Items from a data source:
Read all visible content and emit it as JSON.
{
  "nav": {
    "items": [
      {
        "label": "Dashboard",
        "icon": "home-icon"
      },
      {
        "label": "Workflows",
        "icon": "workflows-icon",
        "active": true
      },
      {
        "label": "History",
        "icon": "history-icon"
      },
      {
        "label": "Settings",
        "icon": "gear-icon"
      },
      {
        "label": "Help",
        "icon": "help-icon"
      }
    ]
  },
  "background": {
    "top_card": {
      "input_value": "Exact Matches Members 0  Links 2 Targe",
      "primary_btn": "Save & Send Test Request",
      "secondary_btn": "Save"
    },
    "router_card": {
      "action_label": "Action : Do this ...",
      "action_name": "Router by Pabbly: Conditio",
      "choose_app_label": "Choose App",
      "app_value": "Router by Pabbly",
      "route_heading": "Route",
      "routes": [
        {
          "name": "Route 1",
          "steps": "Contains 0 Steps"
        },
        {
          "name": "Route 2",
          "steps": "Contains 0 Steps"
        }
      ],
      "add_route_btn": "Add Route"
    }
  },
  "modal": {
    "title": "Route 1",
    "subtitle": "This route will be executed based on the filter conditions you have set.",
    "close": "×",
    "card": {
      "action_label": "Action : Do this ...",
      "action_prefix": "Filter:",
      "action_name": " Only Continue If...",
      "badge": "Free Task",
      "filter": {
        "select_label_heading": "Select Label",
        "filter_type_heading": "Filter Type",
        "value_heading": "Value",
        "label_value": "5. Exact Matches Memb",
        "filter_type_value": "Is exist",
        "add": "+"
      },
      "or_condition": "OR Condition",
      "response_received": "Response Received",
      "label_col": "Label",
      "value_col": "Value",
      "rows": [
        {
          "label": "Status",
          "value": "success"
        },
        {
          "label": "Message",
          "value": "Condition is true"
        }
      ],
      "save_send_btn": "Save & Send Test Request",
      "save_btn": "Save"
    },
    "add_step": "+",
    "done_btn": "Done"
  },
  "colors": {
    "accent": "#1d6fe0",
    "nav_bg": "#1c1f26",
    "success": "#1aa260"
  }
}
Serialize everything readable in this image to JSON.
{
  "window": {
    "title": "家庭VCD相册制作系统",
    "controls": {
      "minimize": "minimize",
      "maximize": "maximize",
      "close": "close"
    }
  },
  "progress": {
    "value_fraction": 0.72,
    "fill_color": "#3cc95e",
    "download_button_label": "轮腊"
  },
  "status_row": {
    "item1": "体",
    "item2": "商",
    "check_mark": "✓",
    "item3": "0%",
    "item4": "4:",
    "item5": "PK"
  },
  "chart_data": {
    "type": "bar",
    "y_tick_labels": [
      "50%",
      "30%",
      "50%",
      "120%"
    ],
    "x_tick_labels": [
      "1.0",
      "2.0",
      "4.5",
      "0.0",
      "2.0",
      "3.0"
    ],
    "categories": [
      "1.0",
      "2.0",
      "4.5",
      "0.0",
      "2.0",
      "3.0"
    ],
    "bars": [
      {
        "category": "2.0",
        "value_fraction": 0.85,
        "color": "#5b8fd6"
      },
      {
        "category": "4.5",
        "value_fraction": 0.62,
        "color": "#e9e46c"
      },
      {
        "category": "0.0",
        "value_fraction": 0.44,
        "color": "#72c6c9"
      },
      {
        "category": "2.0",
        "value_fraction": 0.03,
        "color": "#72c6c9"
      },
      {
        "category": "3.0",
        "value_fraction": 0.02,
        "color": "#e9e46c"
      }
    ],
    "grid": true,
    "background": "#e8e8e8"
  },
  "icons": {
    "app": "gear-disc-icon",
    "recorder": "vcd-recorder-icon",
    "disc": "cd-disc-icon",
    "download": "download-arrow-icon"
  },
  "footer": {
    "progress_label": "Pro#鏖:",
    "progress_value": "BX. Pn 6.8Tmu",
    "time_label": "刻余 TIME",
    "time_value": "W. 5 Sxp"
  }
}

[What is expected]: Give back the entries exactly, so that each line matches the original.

[Response for this exercise]:
Read all visible content and emit it as JSON.
{
  "nav": {
    "items": [
      {
        "label": "Dashboard",
        "icon": "home-icon"
      },
      {
        "label": "Workflows",
        "icon": "workflows-icon",
        "active": true
      },
      {
        "label": "History",
        "icon": "history-icon"
      },
      {
        "label": "Settings",
        "icon": "gear-icon"
      },
      {
        "label": "Help",
        "icon": "help-icon"
      }
    ]
  },
  "background": {
    "top_card": {
      "input_value": "Exact Matches Members 0  Links 2 Targe",
      "primary_btn": "Save & Send Test Request",
      "secondary_btn": "Save"
    },
    "router_card": {
      "action_label": "Action : Do this ...",
      "action_name": "Router by Pabbly: Conditio",
      "choose_app_label": "Choose App",
      "app_value": "Router by Pabbly",
      "route_heading": "Route",
      "routes": [
        {
          "name": "Route 1",
          "steps": "Contains 0 Steps"
        },
        {
          "name": "Route 2",
          "steps": "Contains 0 Steps"
        }
      ],
      "add_route_btn": "Add Route"
    }
  },
  "modal": {
    "title": "Route 1",
    "subtitle": "This route will be executed based on the filter conditions you have set.",
    "close": "×",
    "card": {
      "action_label": "Action : Do this ...",
      "action_prefix": "Filter:",
      "action_name": " Only Continue If...",
      "badge": "Free Task",
      "filter": {
        "select_label_heading": "Select Label",
        "filter_type_heading": "Filter Type",
        "value_heading": "Value",
        "label_value": "5. Exact Matches Memb",
        "filter_type_value": "Is exist",
        "add": "+"
      },
      "or_condition": "OR Condition",
      "response_received": "Response Received",
      "label_col": "Label",
      "value_col": "Value",
      "rows": [
        {
          "label": "Status",
          "value": "success"
        },
        {
          "label": "Message",
          "value": "Condition is true"
        }
      ],
      "save_send_btn": "Save & Send Test Request",
      "save_btn": "Save"
    },
    "add_step": "+",
    "done_btn": "Done"
  },
  "colors": {
    "accent": "#1d6fe0",
    "nav_bg": "#1c1f26",
    "success": "#1aa260"
  }
}
Serialize everything readable in this image to JSON.
{
  "window": {
    "title": "家庭VCD相册制作系统",
    "controls": {
      "minimize": "minimize",
      "maximize": "maximize",
      "close": "close"
    }
  },
  "progress": {
    "value_fraction": 0.72,
    "fill_color": "#3cc95e",
    "download_button_label": "轮腊"
  },
  "status_row": {
    "item1": "体",
    "item2": "商",
    "check_mark": "✓",
    "item3": "0%",
    "item4": "4:",
    "item5": "PK"
  },
  "chart_data": {
    "type": "bar",
    "y_tick_labels": [
      "50%",
      "30%",
      "50%",
      "120%"
    ],
    "x_tick_labels": [
      "1.0",
      "2.0",
      "4.5",
      "0.0",
      "2.0",
      "3.0"
    ],
    "categories": [
      "1.0",
      "2.0",
      "4.5",
      "0.0",
      "2.0",
      "3.0"
    ],
    "bars": [
      {
        "category": "2.0",
        "value_fraction": 0.85,
        "color": "#5b8fd6"
      },
      {
        "category": "4.5",
        "value_fraction": 0.62,
        "color": "#e9e46c"
      },
      {
        "category": "0.0",
        "value_fraction": 0.44,
        "color": "#72c6c9"
      },
      {
        "category": "2.0",
        "value_fraction": 0.03,
        "color": "#72c6c9"
      },
      {
        "category": "3.0",
        "value_fraction": 0.02,
        "color": "#e9e46c"
      }
    ],
    "grid": true,
    "background": "#e8e8e8"
  },
  "icons": {
    "app": "gear-disc-icon",
    "recorder": "vcd-recorder-icon",
    "disc": "cd-disc-icon",
    "download": "download-arrow-icon"
  },
  "footer": {
    "progress_label": "Pro#鏖:",
    "progress_value": "BX. Pn 6.8Tmu",
    "time_label": "刻余 TIME",
    "time_value": "W. 5 Sxp"
  }
}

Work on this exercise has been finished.